GOAL OF THE EXERCISE: Identify, in the records below, every line where the string "name" appears, and copy each such line.

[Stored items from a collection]
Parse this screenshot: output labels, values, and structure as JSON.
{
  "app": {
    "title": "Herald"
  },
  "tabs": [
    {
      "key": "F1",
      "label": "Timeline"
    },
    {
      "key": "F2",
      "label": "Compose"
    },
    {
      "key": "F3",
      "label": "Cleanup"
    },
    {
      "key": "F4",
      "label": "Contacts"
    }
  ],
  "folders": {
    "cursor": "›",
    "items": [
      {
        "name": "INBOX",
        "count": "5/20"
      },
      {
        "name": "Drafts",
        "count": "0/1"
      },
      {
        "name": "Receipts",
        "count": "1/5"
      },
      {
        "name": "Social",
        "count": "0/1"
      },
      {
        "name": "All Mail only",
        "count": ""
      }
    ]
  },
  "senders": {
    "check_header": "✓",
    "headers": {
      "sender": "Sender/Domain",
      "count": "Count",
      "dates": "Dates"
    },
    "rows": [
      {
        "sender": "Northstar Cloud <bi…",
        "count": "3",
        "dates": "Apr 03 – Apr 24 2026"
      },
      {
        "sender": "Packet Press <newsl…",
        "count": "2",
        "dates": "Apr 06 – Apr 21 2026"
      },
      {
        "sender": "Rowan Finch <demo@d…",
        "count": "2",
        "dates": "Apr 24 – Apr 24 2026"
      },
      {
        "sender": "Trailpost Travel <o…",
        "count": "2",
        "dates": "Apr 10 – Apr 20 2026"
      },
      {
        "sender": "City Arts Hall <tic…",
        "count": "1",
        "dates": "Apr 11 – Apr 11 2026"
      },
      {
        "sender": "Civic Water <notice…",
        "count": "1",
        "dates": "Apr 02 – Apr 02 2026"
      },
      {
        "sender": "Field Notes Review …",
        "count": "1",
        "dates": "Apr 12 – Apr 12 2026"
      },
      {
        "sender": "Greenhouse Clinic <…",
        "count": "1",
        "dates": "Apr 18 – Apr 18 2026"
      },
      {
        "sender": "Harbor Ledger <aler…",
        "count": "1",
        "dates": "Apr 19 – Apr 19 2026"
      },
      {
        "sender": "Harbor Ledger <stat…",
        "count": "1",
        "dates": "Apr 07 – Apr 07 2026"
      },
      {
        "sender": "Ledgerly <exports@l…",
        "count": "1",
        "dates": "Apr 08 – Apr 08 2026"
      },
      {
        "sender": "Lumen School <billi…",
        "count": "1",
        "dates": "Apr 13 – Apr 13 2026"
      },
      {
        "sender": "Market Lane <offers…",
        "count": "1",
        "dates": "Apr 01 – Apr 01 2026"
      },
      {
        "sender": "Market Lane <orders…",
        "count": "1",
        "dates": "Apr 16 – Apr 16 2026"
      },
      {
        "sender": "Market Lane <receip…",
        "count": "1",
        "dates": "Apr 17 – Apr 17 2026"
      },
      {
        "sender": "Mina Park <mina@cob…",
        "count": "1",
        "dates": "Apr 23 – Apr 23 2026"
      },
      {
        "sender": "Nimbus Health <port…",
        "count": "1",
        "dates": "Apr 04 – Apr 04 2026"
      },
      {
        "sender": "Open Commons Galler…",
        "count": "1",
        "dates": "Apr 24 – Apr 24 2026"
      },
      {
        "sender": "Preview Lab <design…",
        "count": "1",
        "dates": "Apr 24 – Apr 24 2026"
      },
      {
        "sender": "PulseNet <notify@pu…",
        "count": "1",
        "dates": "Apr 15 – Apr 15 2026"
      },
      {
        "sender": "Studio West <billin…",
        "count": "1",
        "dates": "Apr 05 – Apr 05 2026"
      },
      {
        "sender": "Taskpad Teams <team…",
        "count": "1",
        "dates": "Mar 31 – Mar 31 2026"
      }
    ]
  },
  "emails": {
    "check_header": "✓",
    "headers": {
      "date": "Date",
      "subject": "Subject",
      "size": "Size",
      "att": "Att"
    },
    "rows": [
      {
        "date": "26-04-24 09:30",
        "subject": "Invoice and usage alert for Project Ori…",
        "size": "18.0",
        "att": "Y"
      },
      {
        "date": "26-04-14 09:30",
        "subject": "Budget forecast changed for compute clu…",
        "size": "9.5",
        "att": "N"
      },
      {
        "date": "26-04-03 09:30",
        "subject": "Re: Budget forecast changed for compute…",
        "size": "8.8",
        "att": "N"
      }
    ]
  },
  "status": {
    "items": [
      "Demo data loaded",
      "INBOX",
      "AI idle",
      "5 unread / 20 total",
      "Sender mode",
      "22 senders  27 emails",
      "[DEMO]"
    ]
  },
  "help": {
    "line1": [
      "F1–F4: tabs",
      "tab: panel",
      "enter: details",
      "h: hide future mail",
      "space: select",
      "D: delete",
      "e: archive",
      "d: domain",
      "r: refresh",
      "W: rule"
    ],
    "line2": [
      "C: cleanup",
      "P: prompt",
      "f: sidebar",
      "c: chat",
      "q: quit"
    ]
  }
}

TASK RESPONSE:
        "name": "INBOX",
        "name": "Drafts",
        "name": "Receipts",
        "name": "Social",
        "name": "All Mail only",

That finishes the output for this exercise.